As we head into the 21st century and beyond it is widely accepted that we are getting far beyond the limits of the Earth’s capacity to feed, clothe, and sustain the basic survival needs of far too many people. It is estimated by the World Food Program that currently more than 10% of the worlds population “do not have enough food to lead a healthy active life”. The United Nations estimates that the current world population of 7.2 billion is projected to reach 9.6 billion by 2050. This 25% increase from current levels will be also be accompanied by a marked increase in crops affected by global climate change, increased competition for arable land, water, and other resources, likely resulting the average cost of food production being much higher than it is today. As the world hurtles toward intensely globalized markets, and agriculture competes with residential and commercial urbanization for a dwindling supply of arable land, the likelihood of future food supply disruptions makes global community based Food Security, crucial to the survival of humans on planet Earth.

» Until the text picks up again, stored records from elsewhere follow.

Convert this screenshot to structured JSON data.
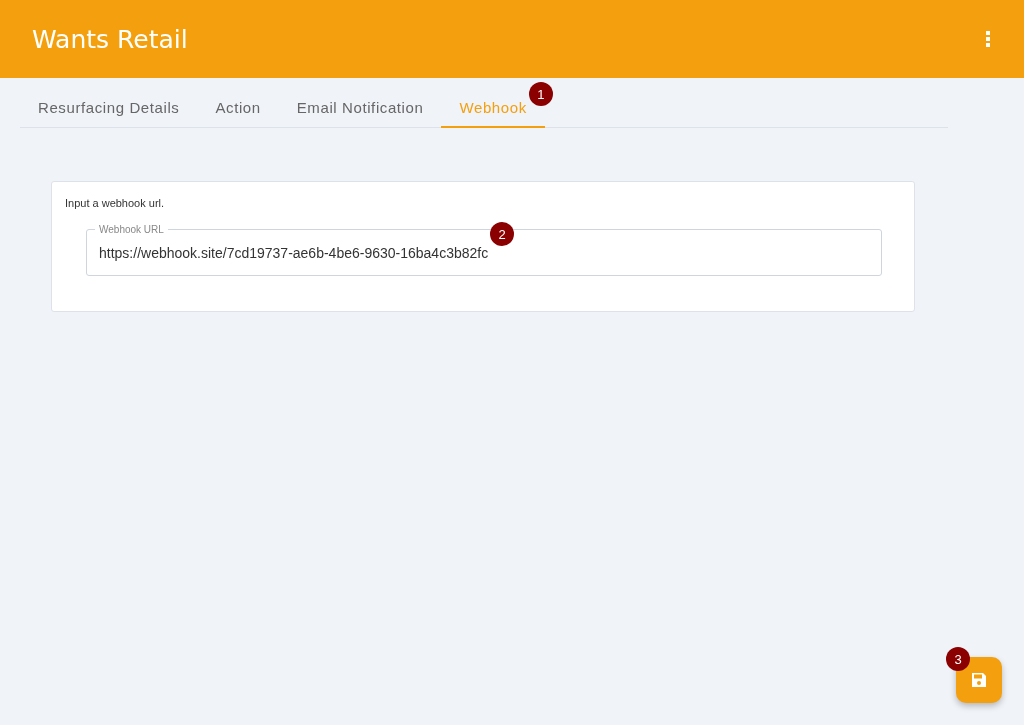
{
  "app_bar": {
    "title": "Wants Retail"
  },
  "tabs": [
    {
      "label": "Resurfacing Details",
      "selected": false
    },
    {
      "label": "Action",
      "selected": false
    },
    {
      "label": "Email Notification",
      "selected": false
    },
    {
      "label": "Webhook",
      "selected": true,
      "callout": "1"
    }
  ],
  "card": {
    "hint": "Input a webhook url.",
    "field": {
      "label": "Webhook URL",
      "value": "https://webhook.site/7cd19737-ae6b-4be6-9630-16ba4c3b82fc",
      "callout": "2"
    }
  },
  "save_button": {
    "callout": "3"
  }
}
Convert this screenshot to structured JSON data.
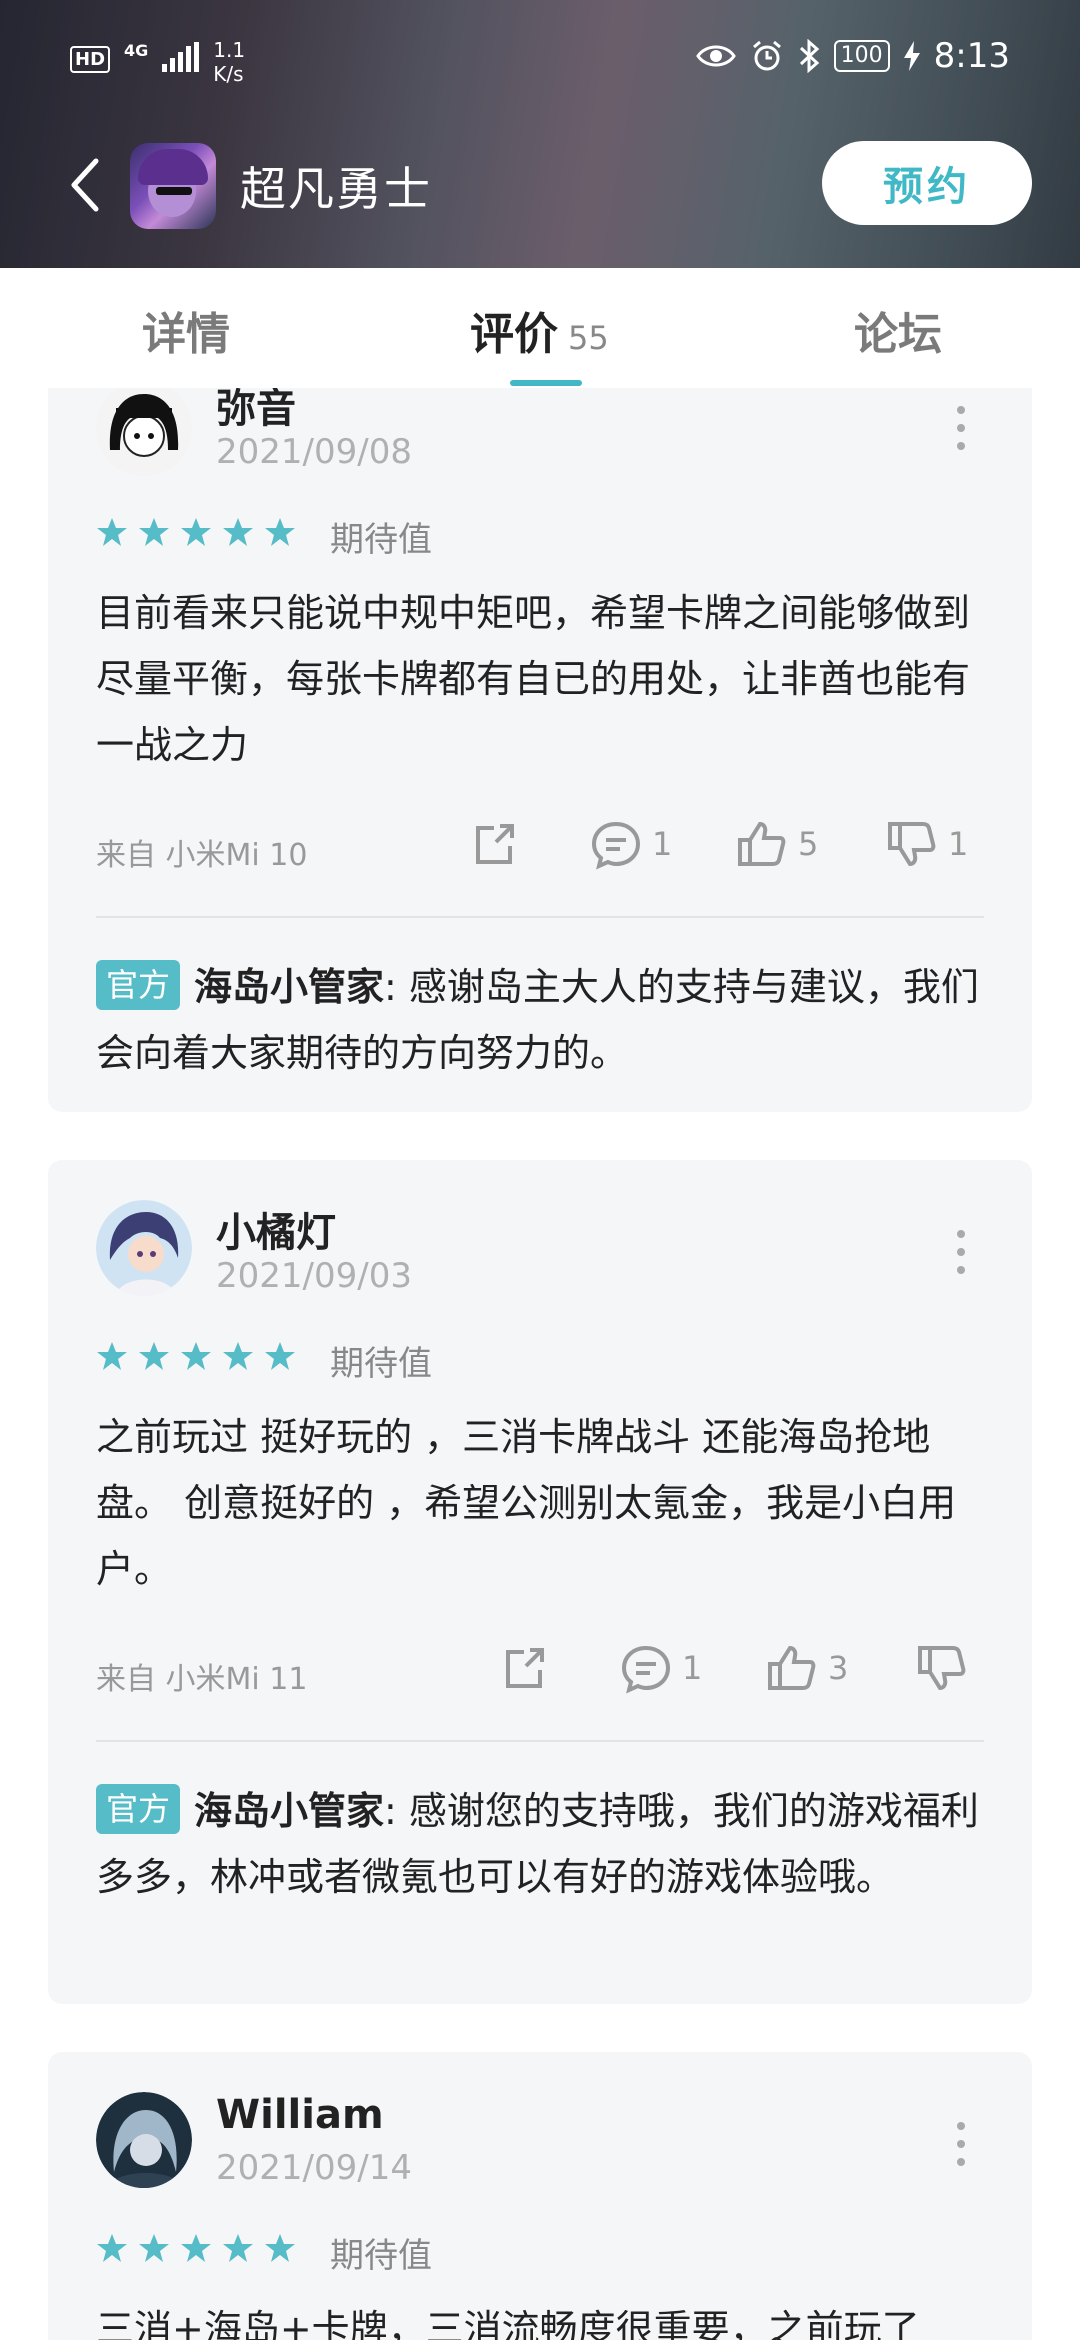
{
  "status_bar": {
    "hd": "HD",
    "network": "4G",
    "speed_value": "1.1",
    "speed_unit": "K/s",
    "battery": "100",
    "time": "8:13"
  },
  "header": {
    "game_title": "超凡勇士",
    "reserve_label": "预约"
  },
  "tabs": {
    "detail": "详情",
    "reviews": "评价",
    "reviews_count": "55",
    "forum": "论坛"
  },
  "colors": {
    "accent": "#41b8c6",
    "star": "#56bcc7",
    "card_bg": "#f5f6f8"
  },
  "reviews": [
    {
      "user": "弥音",
      "date": "2021/09/08",
      "stars": 5,
      "rating_label": "期待值",
      "text": "目前看来只能说中规中矩吧，希望卡牌之间能够做到尽量平衡，每张卡牌都有自已的用处，让非酋也能有一战之力",
      "device": "来自 小米Mi 10",
      "comments": "1",
      "likes": "5",
      "dislikes": "1",
      "reply_tag": "官方",
      "reply_author": "海岛小管家",
      "reply_text": ": 感谢岛主大人的支持与建议，我们会向着大家期待的方向努力的。"
    },
    {
      "user": "小橘灯",
      "date": "2021/09/03",
      "stars": 5,
      "rating_label": "期待值",
      "text": "之前玩过 挺好玩的 ，三消卡牌战斗 还能海岛抢地盘。 创意挺好的 ，希望公测别太氪金，我是小白用户。",
      "device": "来自 小米Mi 11",
      "comments": "1",
      "likes": "3",
      "dislikes": "",
      "reply_tag": "官方",
      "reply_author": "海岛小管家",
      "reply_text": ": 感谢您的支持哦，我们的游戏福利多多，林冲或者微氪也可以有好的游戏体验哦。"
    },
    {
      "user": "William",
      "date": "2021/09/14",
      "stars": 5,
      "rating_label": "期待值",
      "text": "三消+海岛+卡牌，三消流畅度很重要，之前玩了"
    }
  ]
}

In addition to food supply, food quality is another concern for the future. The potentially deadly by-product of indiscriminate use of chemicals has been known for many years. The growing popularity of the Organic Food movement speaks to the globally pervasive recognition that chemical methods of controlling insects are not sufficient to combat insect pests, and in fact much like antibiotics are requiring higher and higher doses of chemicals as insects become immune to their effects. As well, the deadly toxic tradeoff for humans and our animal co-pilot friends here on planet Earth grows each year as global annual production of hazardous chemicals grows and over 21 Billion pounds of toxic chemicals are released into our land, air, and water annually (of which almost 25% are known carcinogens). Globally, there has been a move by many in the agricultural industry to develop alternative means to the use of chemicals, and to produce organic products that follow the basic tenant that we should all aspire to; that being “to do no harm.”

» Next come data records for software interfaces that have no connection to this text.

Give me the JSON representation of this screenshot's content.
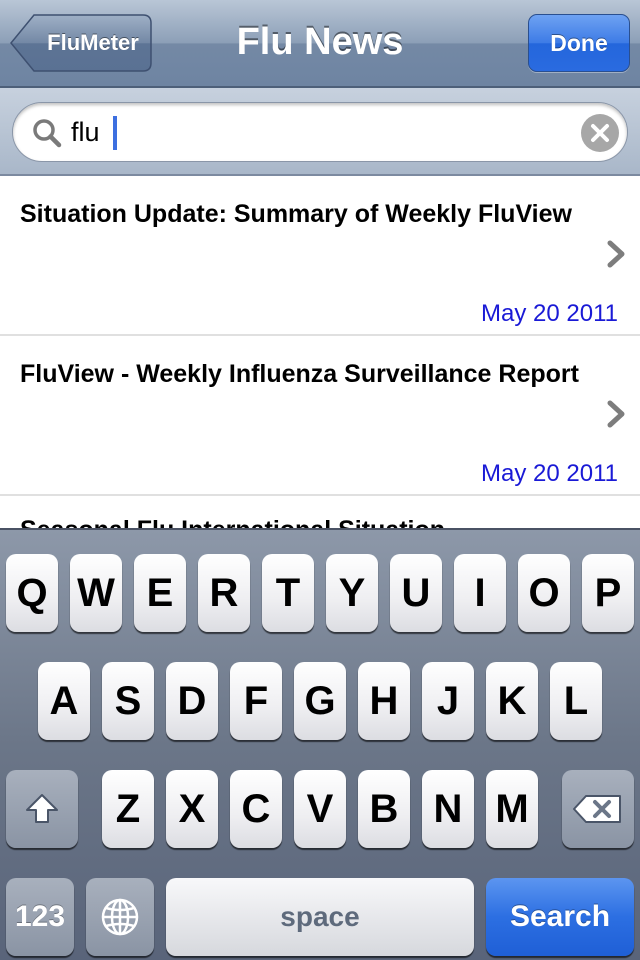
{
  "navbar": {
    "back_label": "FluMeter",
    "title": "Flu News",
    "done_label": "Done"
  },
  "search": {
    "value": "flu"
  },
  "list": {
    "items": [
      {
        "title": "Situation Update: Summary of Weekly FluView",
        "date": "May 20 2011"
      },
      {
        "title": "FluView - Weekly Influenza Surveillance Report",
        "date": "May 20 2011"
      },
      {
        "title": "Seasonal Flu International Situation"
      }
    ]
  },
  "keyboard": {
    "row1": [
      "Q",
      "W",
      "E",
      "R",
      "T",
      "Y",
      "U",
      "I",
      "O",
      "P"
    ],
    "row2": [
      "A",
      "S",
      "D",
      "F",
      "G",
      "H",
      "J",
      "K",
      "L"
    ],
    "row3": [
      "Z",
      "X",
      "C",
      "V",
      "B",
      "N",
      "M"
    ],
    "numbers_label": "123",
    "space_label": "space",
    "search_label": "Search",
    "icons": {
      "shift": "shift-arrow-icon",
      "delete": "backspace-icon",
      "globe": "globe-icon"
    }
  },
  "colors": {
    "link_date": "#1a1ad6",
    "accent_blue": "#2466dc"
  }
}
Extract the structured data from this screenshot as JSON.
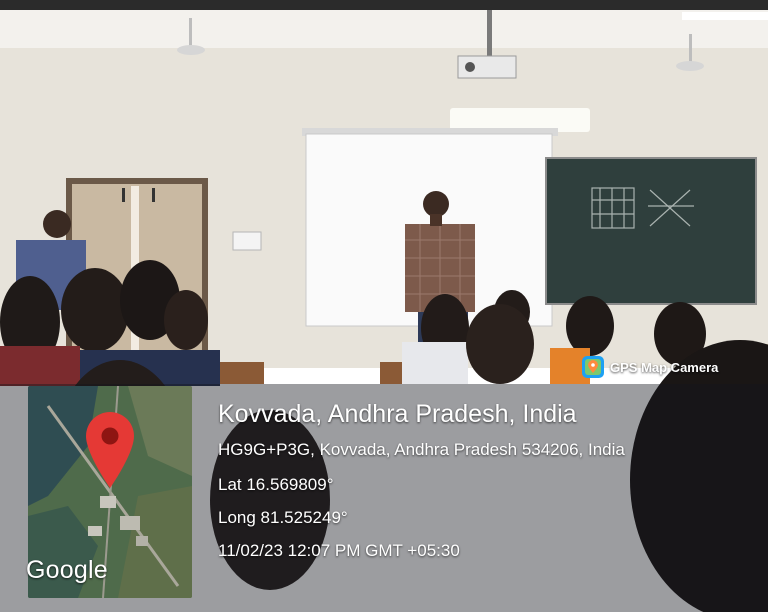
{
  "overlay": {
    "app_badge": "GPS Map Camera",
    "location_title": "Kovvada, Andhra Pradesh, India",
    "address": "HG9G+P3G, Kovvada, Andhra Pradesh 534206, India",
    "latitude": "Lat 16.569809°",
    "longitude": "Long 81.525249°",
    "timestamp": "11/02/23 12:07 PM GMT +05:30",
    "map_provider": "Google"
  },
  "icons": {
    "badge": "gps-map-camera-icon",
    "map_pin": "map-pin-icon"
  },
  "colors": {
    "pin": "#e53935",
    "badge_icon": "#1da1f2"
  }
}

Some facts & figures:

- to see the incredibly small amount of arable land zoned as agricultural in the mostly mountainous Province of BC please view this map:

- to see forest changes over time view these maps courtesy of the Ancient Forest Alliance:

- to see that this is a worldwide phenomenon see:

- land cleared between 2012 and 2014 in Queensland, Australia:

- the massive amount of chemicals produced and emitted each day:

- to see more info on the maximum carrying capacity of the planet:  and